1. Offshore trusts are designed to place the trust assets and trust parties beyond the jurisdiction of U.S. courts enforcing a domestic civil judgment. Offshore trusts offer asset protection if the trust assets, the trustee, and the trust protector all are located outside U.S. court jurisdiction.
2. Offshore trusts are less effective in personal bankruptcy because bankruptcy courts have jurisdiction to affect your assets wherever they are located worldwide.
3. Offshore trusts are also less effective against IRS collection, criminal restitution judgments, and family support obligations.
4. Even if a U.S. court does not have jurisdiction over offshore trust assets, the U.S. court still has personal jurisdiction over you, the trustmaker, and the courts may try to compel you to dissolve a trust or bring back trust assets if you retain control over the assets or the trustee.
5. You, the trustmaker, will have to relinquish legal rights and control over your trust assets for an offshore trust to effectively protect these assets from U.S. judgments.
6. Selection of a professional and reliable trustee who will defend your trust is more important than your selection of an offshore trust jurisdiction. You should interview, and if possibly personally meet, prospective trustees of your offshore trusts.
7. You cannot change the beneficiaries, trustees, or terms of an irrevocable offshore trust.
8. Offshore trusts are treated as “grantor trusts” for tax purposes meaning that trust income, including capital gains, is treated as your personal ordinary income for U.S. tax purposes.
9. Most internet information about offshore trusts, including most advertising of offshore trusts, is published by document preparation companies that are not attorneys and that do not employ their own attorneys. If you “buy” an offshore trust package from a non-attorney company, you likely will not have effective asset protection.

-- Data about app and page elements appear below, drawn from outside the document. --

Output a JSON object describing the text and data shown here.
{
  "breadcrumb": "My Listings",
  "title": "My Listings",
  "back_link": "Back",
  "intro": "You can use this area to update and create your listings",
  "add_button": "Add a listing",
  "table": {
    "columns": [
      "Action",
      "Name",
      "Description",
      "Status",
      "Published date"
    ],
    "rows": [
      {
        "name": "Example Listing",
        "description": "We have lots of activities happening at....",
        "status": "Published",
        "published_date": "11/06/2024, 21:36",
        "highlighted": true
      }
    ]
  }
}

10. Offshore trusts are complicated and expensive. Consult with an attorney to see if you can both control and protect your assets with more traditional U.S. based asset protection tools before considering offshore trust planning.